### Given records
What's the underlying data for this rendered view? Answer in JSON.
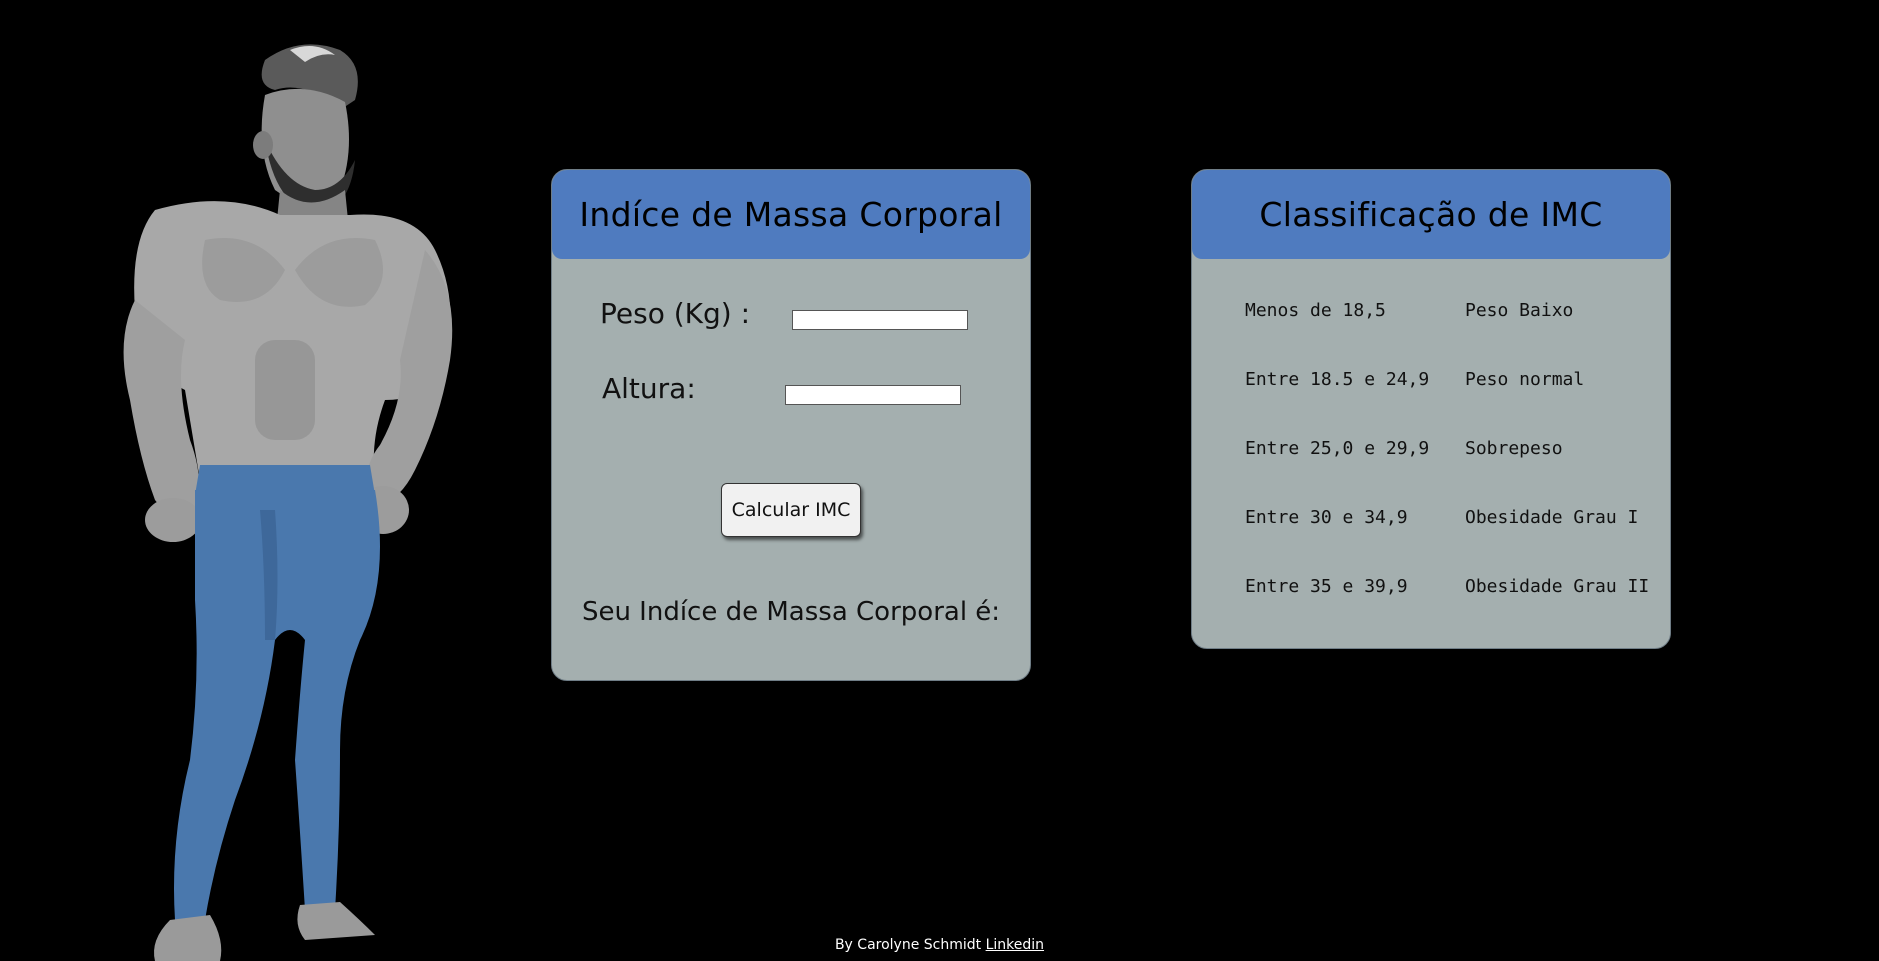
{
  "imc_card": {
    "title": "Indíce de Massa Corporal",
    "peso_label": "Peso (Kg) :",
    "peso_value": "",
    "altura_label": "Altura:",
    "altura_value": "",
    "button_label": "Calcular IMC",
    "result_label": "Seu Indíce de Massa Corporal é:"
  },
  "class_card": {
    "title": "Classificação de IMC",
    "rows": [
      {
        "range": "Menos de 18,5",
        "label": "Peso Baixo"
      },
      {
        "range": "Entre 18.5 e 24,9",
        "label": "Peso normal"
      },
      {
        "range": "Entre 25,0 e 29,9",
        "label": "Sobrepeso"
      },
      {
        "range": "Entre 30 e 34,9",
        "label": "Obesidade Grau I"
      },
      {
        "range": "Entre 35 e 39,9",
        "label": "Obesidade Grau II"
      }
    ]
  },
  "footer": {
    "text": "By Carolyne Schmidt",
    "link_label": "Linkedin"
  },
  "colors": {
    "background": "#000000",
    "card": "#a4afaf",
    "header": "#4f7bbf",
    "jeans": "#4a78ad",
    "skin": "#9a9a9a"
  },
  "illustration": "muscular-man-bodybuilder"
}
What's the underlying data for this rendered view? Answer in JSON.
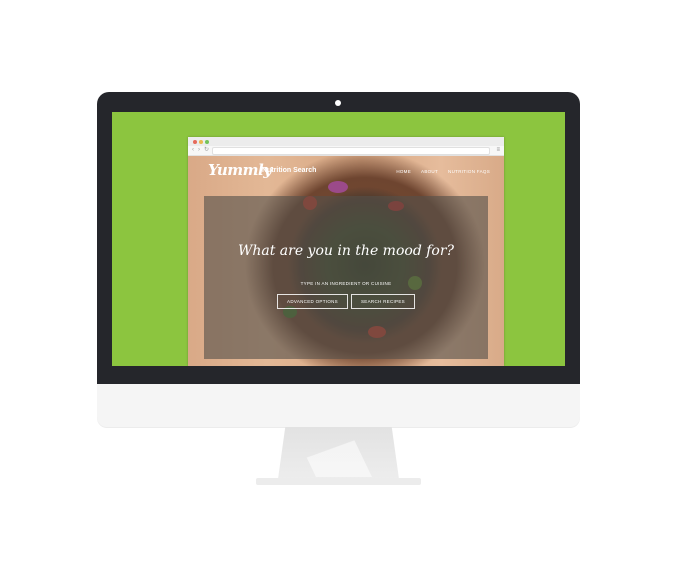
{
  "colors": {
    "accent": "#8cc53f"
  },
  "browser": {
    "controls": {
      "close": "close-dot",
      "minimize": "minimize-dot",
      "maximize": "maximize-dot"
    },
    "nav": {
      "back": "‹",
      "forward": "›",
      "reload": "↻",
      "menu": "≡"
    }
  },
  "site": {
    "logo": "Yummly",
    "title": "Nutrition Search",
    "nav": [
      "HOME",
      "ABOUT",
      "NUTRITION FAQS"
    ]
  },
  "hero": {
    "heading": "What are you in the mood for?",
    "prompt": "TYPE IN AN INGREDIENT OR CUISINE",
    "buttons": [
      "ADVANCED OPTIONS",
      "SEARCH RECIPES"
    ]
  }
}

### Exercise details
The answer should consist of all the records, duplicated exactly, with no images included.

### Output for this exercise
What's the underlying data for this rendered view? Answer in JSON.
{
  "imc_card": {
    "title": "Indíce de Massa Corporal",
    "peso_label": "Peso (Kg) :",
    "peso_value": "",
    "altura_label": "Altura:",
    "altura_value": "",
    "button_label": "Calcular IMC",
    "result_label": "Seu Indíce de Massa Corporal é:"
  },
  "class_card": {
    "title": "Classificação de IMC",
    "rows": [
      {
        "range": "Menos de 18,5",
        "label": "Peso Baixo"
      },
      {
        "range": "Entre 18.5 e 24,9",
        "label": "Peso normal"
      },
      {
        "range": "Entre 25,0 e 29,9",
        "label": "Sobrepeso"
      },
      {
        "range": "Entre 30 e 34,9",
        "label": "Obesidade Grau I"
      },
      {
        "range": "Entre 35 e 39,9",
        "label": "Obesidade Grau II"
      }
    ]
  },
  "footer": {
    "text": "By Carolyne Schmidt",
    "link_label": "Linkedin"
  },
  "colors": {
    "background": "#000000",
    "card": "#a4afaf",
    "header": "#4f7bbf",
    "jeans": "#4a78ad",
    "skin": "#9a9a9a"
  },
  "illustration": "muscular-man-bodybuilder"
}
What's the underlying data for this rendered view? Answer in JSON.
{
  "colors": {
    "accent": "#8cc53f"
  },
  "browser": {
    "controls": {
      "close": "close-dot",
      "minimize": "minimize-dot",
      "maximize": "maximize-dot"
    },
    "nav": {
      "back": "‹",
      "forward": "›",
      "reload": "↻",
      "menu": "≡"
    }
  },
  "site": {
    "logo": "Yummly",
    "title": "Nutrition Search",
    "nav": [
      "HOME",
      "ABOUT",
      "NUTRITION FAQS"
    ]
  },
  "hero": {
    "heading": "What are you in the mood for?",
    "prompt": "TYPE IN AN INGREDIENT OR CUISINE",
    "buttons": [
      "ADVANCED OPTIONS",
      "SEARCH RECIPES"
    ]
  }
}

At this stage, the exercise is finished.